Are free markets discovered or created?

Market Design is the study of what makes for successful resource allocation. Alvin Roth won a Nobel Prize for his work in this field. His book explaining who gets what is both accessible and interesting. One of the most interesting things is how broadly his ideas apply. Yes his markets include transactions of money for goods and services but they go much further. He explains how good market design can help in the efficient allocation of items that most people do not think should be subject to a market price; kidneys, medical placements, and public school places. The main message is that effective market design can make the world a better place. More people can benefit from the same limited supply of kidneys, etc… Wherever there is a scarce resource, which can be anything — gold, chocolate, or even school places — some ways of allocating them are often a lot better than other ways.

A key lesson from Roth’s work is that markets are created by human beings. They always have rules; they always have an enforcement system if only enforcement of property rights. Thus it becomes an important question “..what really makes “free markets” free to work properly” (Roth, 2015, page 7).

His is a surprisingly political discussion. If they accept Roth’s conclusion right wingers must specify what exactly they mean by free markets. Some markets are better than other markets which suggests some role for helping markets work better through regulation. “As in a garden, only some plants grow without any help at all, and some of those are weeds……”  (Roth, 2015, page 227)

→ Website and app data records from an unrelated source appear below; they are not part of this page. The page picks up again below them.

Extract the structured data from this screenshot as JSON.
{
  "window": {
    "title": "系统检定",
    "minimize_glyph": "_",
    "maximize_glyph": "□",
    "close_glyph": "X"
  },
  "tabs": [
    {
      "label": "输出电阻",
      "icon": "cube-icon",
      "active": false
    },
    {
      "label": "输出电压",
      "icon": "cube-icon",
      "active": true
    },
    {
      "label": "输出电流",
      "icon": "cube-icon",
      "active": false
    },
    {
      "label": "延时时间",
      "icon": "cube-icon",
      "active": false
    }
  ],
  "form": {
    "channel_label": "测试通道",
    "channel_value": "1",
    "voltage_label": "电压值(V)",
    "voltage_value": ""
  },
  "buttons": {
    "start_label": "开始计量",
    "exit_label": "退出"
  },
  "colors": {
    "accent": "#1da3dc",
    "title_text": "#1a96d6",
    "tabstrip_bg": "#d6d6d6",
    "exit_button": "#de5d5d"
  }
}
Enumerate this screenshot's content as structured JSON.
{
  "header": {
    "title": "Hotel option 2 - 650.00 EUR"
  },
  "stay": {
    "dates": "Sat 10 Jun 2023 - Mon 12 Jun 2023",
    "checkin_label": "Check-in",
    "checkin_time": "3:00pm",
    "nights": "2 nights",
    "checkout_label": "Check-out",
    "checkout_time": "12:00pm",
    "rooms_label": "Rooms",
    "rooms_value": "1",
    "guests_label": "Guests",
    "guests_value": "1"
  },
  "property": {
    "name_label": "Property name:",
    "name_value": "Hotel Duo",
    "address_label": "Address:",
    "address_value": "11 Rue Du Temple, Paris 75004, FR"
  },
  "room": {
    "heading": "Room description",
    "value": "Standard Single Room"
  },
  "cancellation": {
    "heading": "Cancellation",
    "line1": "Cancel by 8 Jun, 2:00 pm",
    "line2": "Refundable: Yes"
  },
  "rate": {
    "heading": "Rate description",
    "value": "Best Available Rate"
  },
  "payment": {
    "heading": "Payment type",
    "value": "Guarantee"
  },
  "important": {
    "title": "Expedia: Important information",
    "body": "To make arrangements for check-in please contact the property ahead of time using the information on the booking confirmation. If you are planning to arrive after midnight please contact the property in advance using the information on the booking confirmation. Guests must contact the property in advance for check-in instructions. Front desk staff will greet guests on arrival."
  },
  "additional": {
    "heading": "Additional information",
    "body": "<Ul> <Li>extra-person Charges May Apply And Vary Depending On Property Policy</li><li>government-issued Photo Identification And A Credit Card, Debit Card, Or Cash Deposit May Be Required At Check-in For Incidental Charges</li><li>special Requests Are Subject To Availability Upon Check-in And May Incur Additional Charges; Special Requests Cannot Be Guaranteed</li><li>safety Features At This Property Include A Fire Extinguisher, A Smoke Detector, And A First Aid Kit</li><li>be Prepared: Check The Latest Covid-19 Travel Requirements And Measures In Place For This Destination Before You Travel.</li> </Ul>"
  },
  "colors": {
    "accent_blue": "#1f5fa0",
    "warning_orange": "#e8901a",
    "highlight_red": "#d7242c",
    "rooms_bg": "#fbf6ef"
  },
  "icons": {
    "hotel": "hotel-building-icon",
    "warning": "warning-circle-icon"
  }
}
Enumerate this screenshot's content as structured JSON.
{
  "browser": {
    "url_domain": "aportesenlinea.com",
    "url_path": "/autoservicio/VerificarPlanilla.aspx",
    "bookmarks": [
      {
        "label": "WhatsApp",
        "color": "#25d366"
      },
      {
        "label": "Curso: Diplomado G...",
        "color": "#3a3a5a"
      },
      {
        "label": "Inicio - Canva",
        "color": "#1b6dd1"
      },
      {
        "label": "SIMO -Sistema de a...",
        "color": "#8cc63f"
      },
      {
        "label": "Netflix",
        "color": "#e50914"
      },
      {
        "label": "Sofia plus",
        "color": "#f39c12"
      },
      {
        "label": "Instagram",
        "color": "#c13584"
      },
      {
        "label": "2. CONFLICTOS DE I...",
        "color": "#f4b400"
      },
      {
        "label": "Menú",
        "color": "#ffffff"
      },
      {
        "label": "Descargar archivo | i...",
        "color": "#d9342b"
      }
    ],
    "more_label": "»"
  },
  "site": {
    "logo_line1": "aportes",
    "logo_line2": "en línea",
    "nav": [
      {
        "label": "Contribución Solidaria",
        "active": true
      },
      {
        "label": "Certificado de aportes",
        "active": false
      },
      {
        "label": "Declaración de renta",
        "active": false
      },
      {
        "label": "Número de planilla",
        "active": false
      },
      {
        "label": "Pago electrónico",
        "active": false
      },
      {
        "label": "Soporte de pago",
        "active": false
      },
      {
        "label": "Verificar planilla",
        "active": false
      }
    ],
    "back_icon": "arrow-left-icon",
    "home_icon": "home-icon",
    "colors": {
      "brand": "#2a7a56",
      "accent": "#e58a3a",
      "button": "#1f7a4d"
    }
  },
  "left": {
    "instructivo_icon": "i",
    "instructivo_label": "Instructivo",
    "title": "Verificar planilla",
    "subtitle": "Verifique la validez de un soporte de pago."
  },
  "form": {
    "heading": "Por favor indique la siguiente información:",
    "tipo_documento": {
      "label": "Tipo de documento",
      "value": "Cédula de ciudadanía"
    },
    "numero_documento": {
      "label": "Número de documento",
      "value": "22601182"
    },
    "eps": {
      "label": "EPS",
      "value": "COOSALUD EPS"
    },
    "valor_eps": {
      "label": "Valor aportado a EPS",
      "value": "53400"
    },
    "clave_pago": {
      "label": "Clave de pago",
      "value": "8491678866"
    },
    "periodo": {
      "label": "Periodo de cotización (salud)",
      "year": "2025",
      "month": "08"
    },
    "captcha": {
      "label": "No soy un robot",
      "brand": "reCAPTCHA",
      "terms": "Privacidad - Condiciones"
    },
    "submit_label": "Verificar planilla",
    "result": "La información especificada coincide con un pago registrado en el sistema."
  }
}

Meanwhile left-wingers shouldn’t just reject markets out of hand. Most people won’t have any problem with the kidney donation “markets” that Roth describes. The markets work because of the altruism of kidney donors, not the profit motive. Roth’s markets merely seek to make best possible use of the generosity of kidney donors — to achieve the most good possible with a limited resource.

As Roth says: “The lesson of market design for political debate is that to understand how markets should be operated and governed we need to understand what rules particular markets need…The fact is that both governments and private market makers have a role to play….” (Roth, 2015, page 227).

Read: Alvin E. Roth (2015) Why Gets Want — And Why, Houghton Mifflin Hartcourt Publishing Company.